Every line of the material below that holds the string "years" should be copied.

Source information:
◇ ◇ ◇

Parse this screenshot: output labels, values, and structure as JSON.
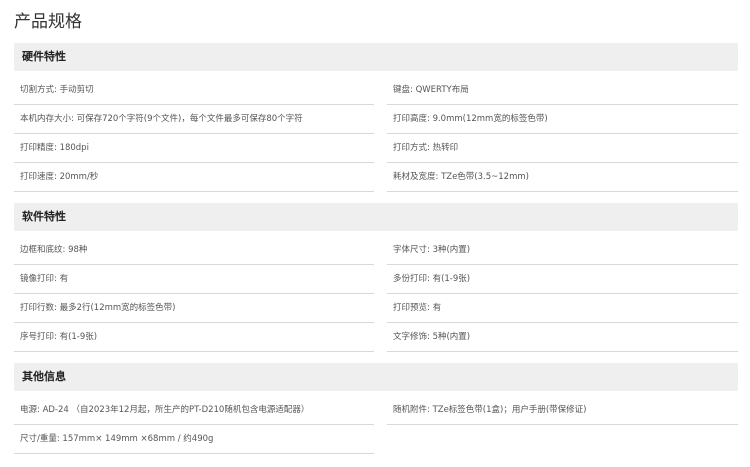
{
  "page_title": "产品规格",
  "sections": [
    {
      "title": "硬件特性",
      "rows": [
        [
          "切割方式: 手动剪切",
          "键盘: QWERTY布局"
        ],
        [
          "本机内存大小: 可保存720个字符(9个文件)，每个文件最多可保存80个字符",
          "打印高度: 9.0mm(12mm宽的标签色带)"
        ],
        [
          "打印精度: 180dpi",
          "打印方式: 热转印"
        ],
        [
          "打印速度: 20mm/秒",
          "耗材及宽度: TZe色带(3.5~12mm)"
        ]
      ]
    },
    {
      "title": "软件特性",
      "rows": [
        [
          "边框和底纹: 98种",
          "字体尺寸: 3种(内置)"
        ],
        [
          "镜像打印: 有",
          "多份打印: 有(1-9张)"
        ],
        [
          "打印行数: 最多2行(12mm宽的标签色带)",
          "打印预览: 有"
        ],
        [
          "序号打印: 有(1-9张)",
          "文字修饰: 5种(内置)"
        ]
      ]
    },
    {
      "title": "其他信息",
      "rows": [
        [
          "电源: AD-24 （自2023年12月起，所生产的PT-D210随机包含电源适配器）",
          "随机附件: TZe标签色带(1盒)；用户手册(带保修证)"
        ],
        [
          "尺寸/重量: 157mm× 149mm ×68mm / 约490g",
          ""
        ]
      ]
    }
  ]
}
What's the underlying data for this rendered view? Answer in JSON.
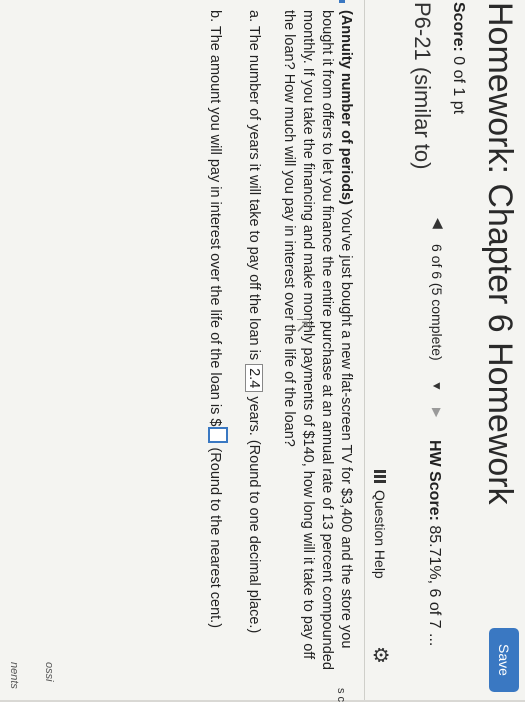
{
  "header": {
    "title": "Homework: Chapter 6 Homework",
    "save_label": "Save"
  },
  "score": {
    "label": "Score:",
    "value": "0 of 1 pt"
  },
  "navigation": {
    "progress": "6 of 6 (5 complete)"
  },
  "hw_score": {
    "label": "HW Score:",
    "value": "85.71%, 6 of 7 ..."
  },
  "problem": {
    "id": "P6-21 (similar to)",
    "help_label": "Question Help"
  },
  "question": {
    "bold_lead": "(Annuity number of periods)",
    "text": "You've just bought a new flat-screen TV for $3,400 and the store you bought it from offers to let you finance the entire purchase at an annual rate of 13 percent compounded monthly. If you take the financing and make monthly payments of $140, how long will it take to pay off the loan? How much will you pay in interest over the life of the loan?"
  },
  "part_a": {
    "prefix": "a.  The number of years it will take to pay off the loan is",
    "answer": "2.4",
    "suffix": "years.",
    "hint": "(Round to one decimal place.)"
  },
  "part_b": {
    "prefix": "b.  The amount you will pay in interest over the life of the loan is $",
    "hint": "(Round to the nearest cent.)"
  },
  "edge_text": {
    "a": "s c",
    "b": "ossi",
    "c": "nents"
  }
}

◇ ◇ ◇

Response:
    "prefix": "a.  The number of years it will take to pay off the loan is",
    "suffix": "years.",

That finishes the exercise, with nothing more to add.